### What you will do
Everything in the records below except the pictures must be written out exactly.

### Supplied entries
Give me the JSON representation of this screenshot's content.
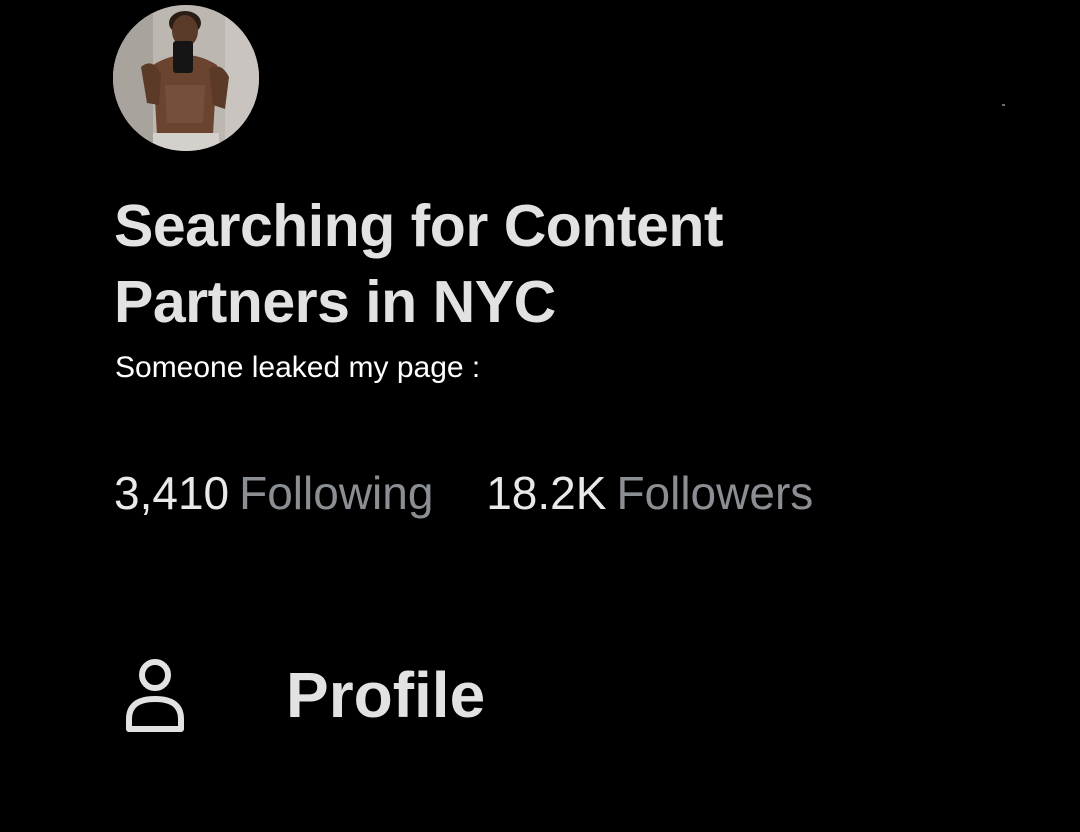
{
  "profile": {
    "display_name": "Searching for Content Partners in NYC",
    "bio": "Someone leaked my page :",
    "avatar_icon": "profile-photo"
  },
  "stats": {
    "following_count": "3,410",
    "following_label": "Following",
    "followers_count": "18.2K",
    "followers_label": "Followers"
  },
  "nav": {
    "profile_label": "Profile",
    "profile_icon": "person-icon"
  },
  "colors": {
    "background": "#000000",
    "primary_text": "#e7e9ea",
    "secondary_text": "#8b8f93"
  }
}
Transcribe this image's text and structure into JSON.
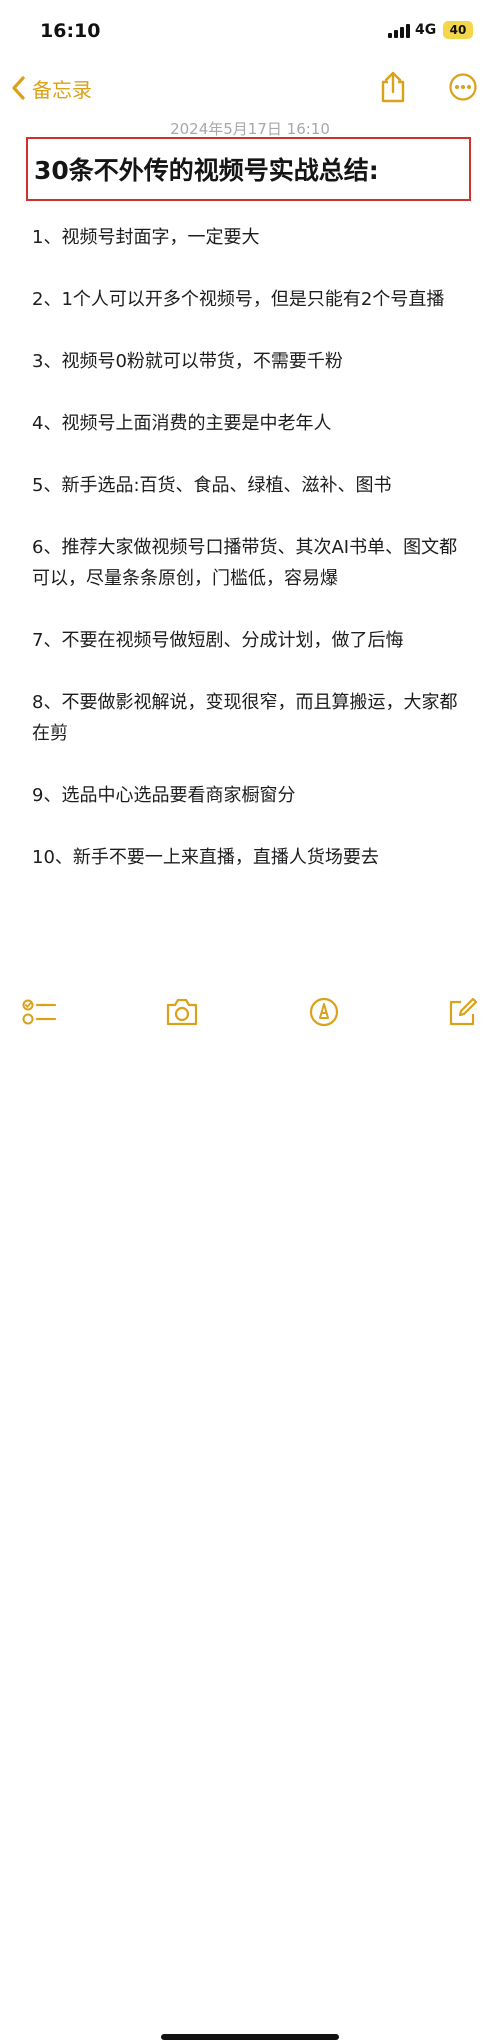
{
  "status_bar": {
    "time": "16:10",
    "network": "4G",
    "battery": "40"
  },
  "nav": {
    "back_label": "备忘录"
  },
  "note": {
    "date": "2024年5月17日 16:10",
    "title": "30条不外传的视频号实战总结:",
    "paragraphs": [
      "1、视频号封面字，一定要大",
      "2、1个人可以开多个视频号，但是只能有2个号直播",
      "3、视频号0粉就可以带货，不需要千粉",
      "4、视频号上面消费的主要是中老年人",
      "5、新手选品:百货、食品、绿植、滋补、图书",
      "6、推荐大家做视频号口播带货、其次AI书单、图文都可以，尽量条条原创，门槛低，容易爆",
      "7、不要在视频号做短剧、分成计划，做了后悔",
      "8、不要做影视解说，变现很窄，而且算搬运，大家都在剪",
      "9、选品中心选品要看商家橱窗分",
      "10、新手不要一上来直播，直播人货场要去"
    ]
  },
  "colors": {
    "accent": "#d9a21a",
    "highlight_border": "#d0302e",
    "battery": "#f4d64b"
  },
  "icons": [
    "chevron-left-icon",
    "share-icon",
    "more-icon",
    "checklist-icon",
    "camera-icon",
    "markup-icon",
    "compose-icon"
  ]
}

### Answer to the exercise
Give me the JSON representation of this screenshot's content.
{
  "profile": {
    "display_name": "Searching for Content Partners in NYC",
    "bio": "Someone leaked my page :",
    "avatar_icon": "profile-photo"
  },
  "stats": {
    "following_count": "3,410",
    "following_label": "Following",
    "followers_count": "18.2K",
    "followers_label": "Followers"
  },
  "nav": {
    "profile_label": "Profile",
    "profile_icon": "person-icon"
  },
  "colors": {
    "background": "#000000",
    "primary_text": "#e7e9ea",
    "secondary_text": "#8b8f93"
  }
}
Transcribe this image's text and structure into JSON.
{
  "status_bar": {
    "time": "16:10",
    "network": "4G",
    "battery": "40"
  },
  "nav": {
    "back_label": "备忘录"
  },
  "note": {
    "date": "2024年5月17日 16:10",
    "title": "30条不外传的视频号实战总结:",
    "paragraphs": [
      "1、视频号封面字，一定要大",
      "2、1个人可以开多个视频号，但是只能有2个号直播",
      "3、视频号0粉就可以带货，不需要千粉",
      "4、视频号上面消费的主要是中老年人",
      "5、新手选品:百货、食品、绿植、滋补、图书",
      "6、推荐大家做视频号口播带货、其次AI书单、图文都可以，尽量条条原创，门槛低，容易爆",
      "7、不要在视频号做短剧、分成计划，做了后悔",
      "8、不要做影视解说，变现很窄，而且算搬运，大家都在剪",
      "9、选品中心选品要看商家橱窗分",
      "10、新手不要一上来直播，直播人货场要去"
    ]
  },
  "colors": {
    "accent": "#d9a21a",
    "highlight_border": "#d0302e",
    "battery": "#f4d64b"
  },
  "icons": [
    "chevron-left-icon",
    "share-icon",
    "more-icon",
    "checklist-icon",
    "camera-icon",
    "markup-icon",
    "compose-icon"
  ]
}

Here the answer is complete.